In Bakersfield, about 40 volunteers with Bring Back the Kern, a nonprofit group dedicated to getting water flowing on a more regular basis through town, cleared away trash under the bridge at Mohawk Street. This is the second year the group has participated in National Clean Up Day. It has held other clean ups along the river for Earth Day and other events. After its April event, in which Bakersfield Mayor Karen Goh participated, the city dedicated $2 million to ongoing clean up of the Kern River Parkway.
The haul Saturday was about 75 of the largest Hefty bags stuffed full, along with a lot of bulky items that couldn’t be bagged, said Kelly Damian, Brink Back the Kern’s riverbed clean up organizer.
“Some of it was regular park use litter,” she said. “But, honestly, a lot of it was from a disheartening disrespectful use of that space. So, we’re excited to change that culture. Because the river isn’t something to be treated that way.”
Bring Back the Kern is planning another clean up October 30 from 9 a.m. to noon, location to be determined.
“People love cleaning up trash,” Damian said. “And every cyclist and jogger that came by was so appreciative.” The group also had postcards available for people to sign in support of the City of Bakersfield’s bid to get water that is potentially available on the river so it can run it down the river. That proceeding is ongoing at the State Water Resources Control Board.
Further upriver, about 100 volunteers with the Kern River Conservancy picked the riverbank and surrounding areas clean at seven popular campsites from the mouth of the Kern River Canyon up to Lake Isabella. They also painted over graffiti left on boulders and the canyon’s walls. This was the group’s seventh year participating in National Clean Up day, said conservancy Executive Director and Founder Gary Ananian.
The typical haul is about 2,500 pounds of trash, mostly picnic and camping leftovers, he said. He wasn’t sure what to expect this year after life was turned upside down during the Covid-19 lockdowns in 2020 and closure of California’s national forests over this past Labor Day holiday.
“We had been seeing a lot of improvement,” in terms of less trash left along the river, Ananian said. The group had been doing regular clean ups, plus a lot of outreach, including through bilingual volunteers, to achieve the conservancy’s mission to turn campers into stewards.
“Then Covid destroyed all of that,” Ananian said. The area was overrun with campers, many of them first timers, during 2020. And when the forests shut down earlier this month, people came to the river anyway and camped in spots without available trash cans or bathrooms.
“It was the wild west up here,” Ananian said.
On Saturday, the volunteers were ready for anything.
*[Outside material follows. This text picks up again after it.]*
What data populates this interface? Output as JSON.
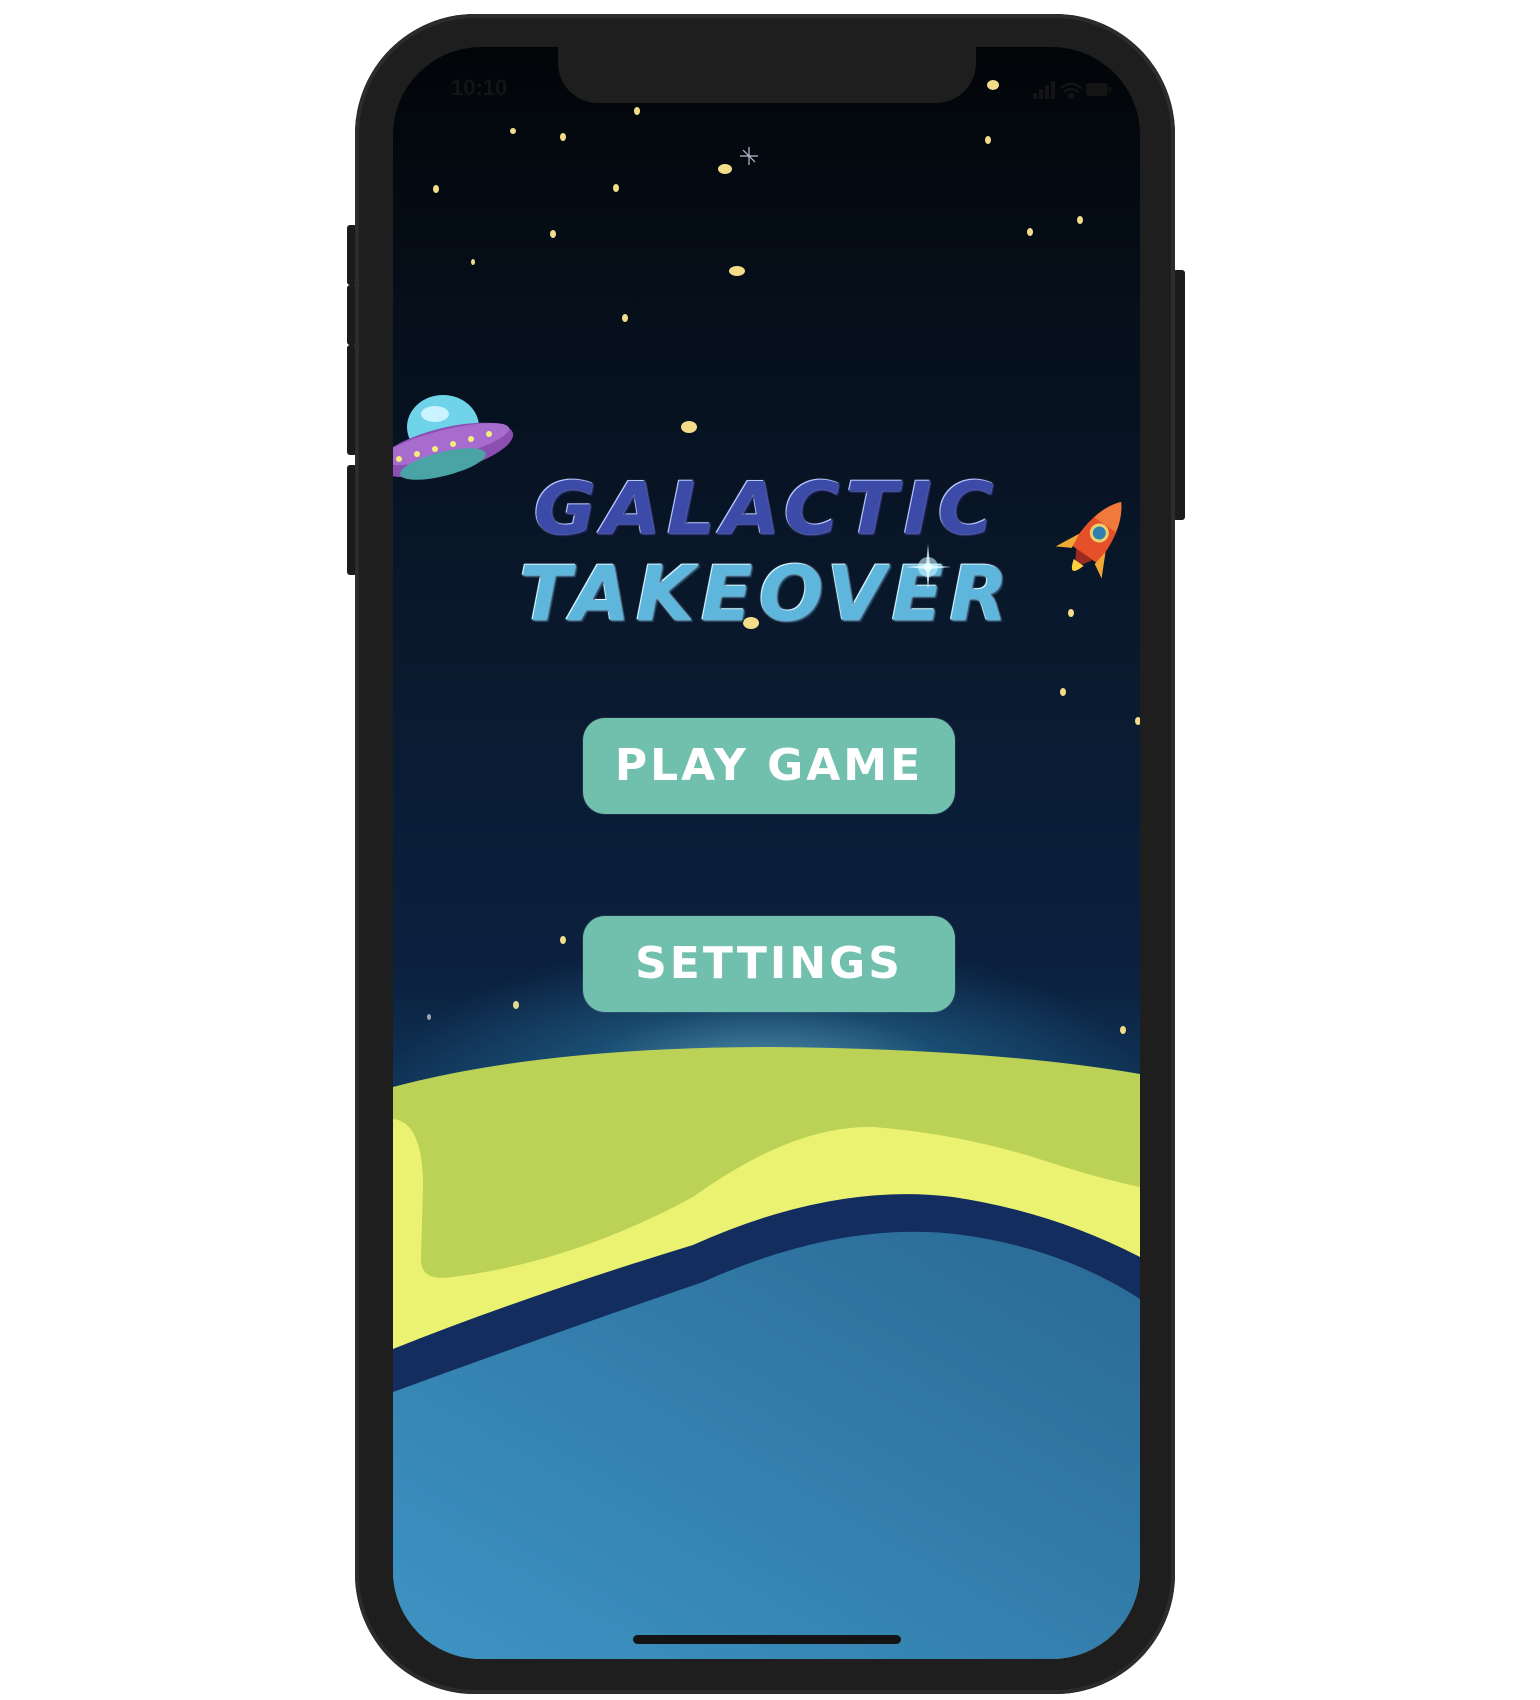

“We came up just for this,” said Chris Wilson, of Los Angeles, who was accompanied by his daughter Bella Wilson, friend Krista Goodsitt and dog Duncan. “We come to the river a lot and this was a good excuse for another trip.”